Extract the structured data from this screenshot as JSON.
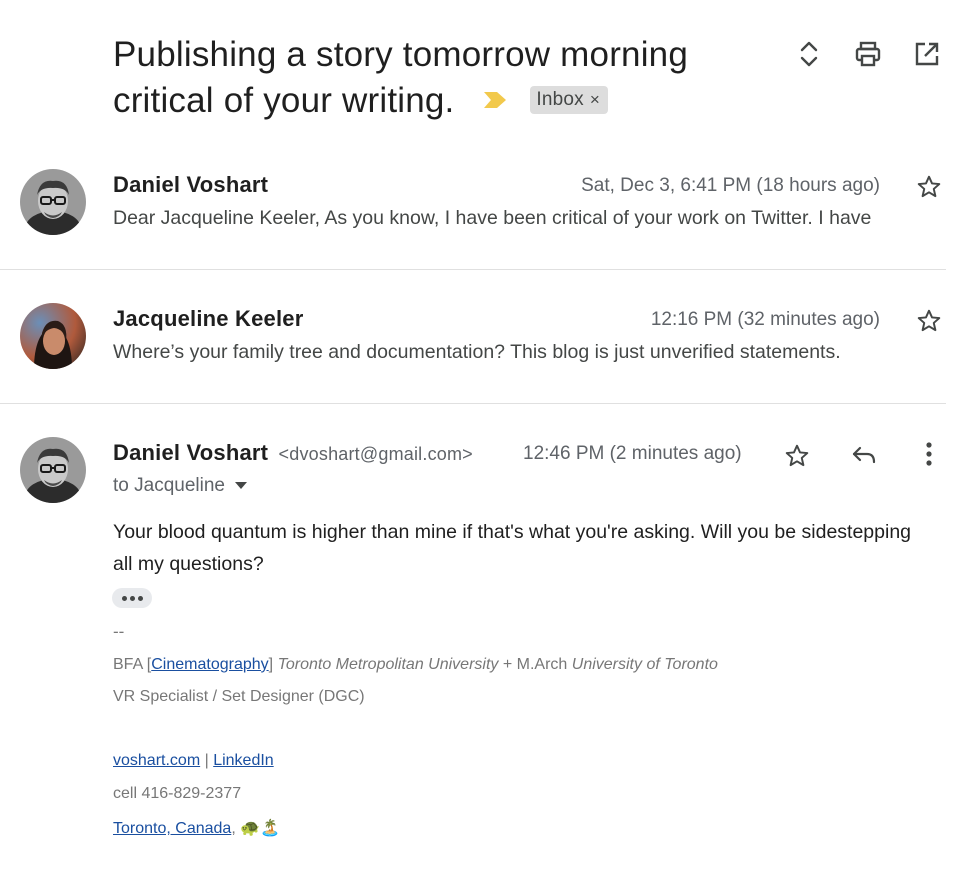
{
  "subject": {
    "title": "Publishing a story tomorrow morning critical of your writing.",
    "label": "Inbox",
    "label_remove": "×",
    "importance_color": "#f2c94c"
  },
  "toolbar": {
    "icons": [
      "expand-collapse-icon",
      "print-icon",
      "open-new-window-icon"
    ]
  },
  "messages": [
    {
      "sender": "Daniel Voshart",
      "date": "Sat, Dec 3, 6:41 PM (18 hours ago)",
      "snippet": "Dear Jacqueline Keeler, As you know, I have been critical of your work on Twitter. I have"
    },
    {
      "sender": "Jacqueline Keeler",
      "date": "12:16 PM (32 minutes ago)",
      "snippet": "Where’s your family tree and documentation? This blog is just unverified statements."
    },
    {
      "sender": "Daniel Voshart",
      "email": "<dvoshart@gmail.com>",
      "date": "12:46 PM (2 minutes ago)",
      "to": "to Jacqueline",
      "body": "Your blood quantum is higher than mine if that's what you're asking. Will you be sidestepping all my questions?",
      "signature": {
        "separator": "--",
        "degree_prefix": "BFA [",
        "degree_link": "Cinematography",
        "degree_suffix": "]",
        "school1": "Toronto Metropolitan University",
        "plus": " + M.Arch ",
        "school2": "University of Toronto",
        "role": "VR Specialist / Set Designer (DGC)",
        "website": "voshart.com",
        "pipe": " | ",
        "linkedin": "LinkedIn",
        "cell": "cell 416-829-2377",
        "location": "Toronto, Canada",
        "location_suffix": ",",
        "emoji": "🐢🏝️"
      }
    }
  ],
  "colors": {
    "link": "#1a4fa0",
    "divider": "#e0e0e0",
    "chip_bg": "#dddddd"
  }
}
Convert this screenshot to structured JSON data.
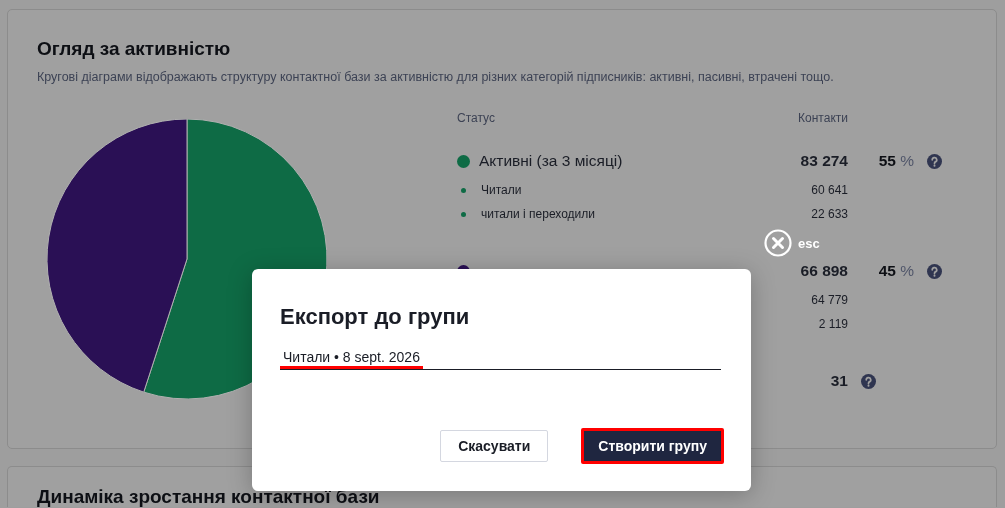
{
  "activity_card": {
    "title": "Огляд за активністю",
    "description": "Кругові діаграми відображають структуру контактної бази за активністю для різних категорій підписників: активні, пасивні, втрачені тощо.",
    "chart_data": {
      "type": "pie",
      "values": [
        55,
        45
      ]
    },
    "status_table": {
      "columns": [
        "Статус",
        "Контакти"
      ],
      "groups": [
        {
          "color": "#0e6b45",
          "label": "Активні (за 3 місяці)",
          "contacts": "83 274",
          "percent": "**55** %",
          "help": true,
          "subrows": [
            {
              "label": "Читали",
              "contacts": "60 641"
            },
            {
              "label": "читали і переходили",
              "contacts": "22 633"
            }
          ]
        },
        {
          "color": "#2a1055",
          "contacts": "66 898",
          "percent": "**45** %",
          "help": true,
          "subrows": [
            {
              "contacts": "64 779"
            },
            {
              "contacts": "2 119"
            }
          ]
        },
        {
          "contacts": "31",
          "help": true
        }
      ]
    }
  },
  "next_card": {
    "title": "Динаміка зростання контактної бази"
  },
  "close_hint": {
    "label": "esc"
  },
  "dialog": {
    "title": "Експорт до групи",
    "field_value": "Читали • 8 sept. 2026",
    "buttons": [
      {
        "label": "Скасувати",
        "kind": "secondary"
      },
      {
        "label": "Створити групу",
        "kind": "primary"
      }
    ]
  }
}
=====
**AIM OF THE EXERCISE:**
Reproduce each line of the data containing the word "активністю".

**ANSWER TO THE EXERCISE:**
    "title": "Огляд за активністю",
    "description": "Кругові діаграми відображають структуру контактної бази за активністю для різних категорій підписників: активні, пасивні, втрачені тощо.",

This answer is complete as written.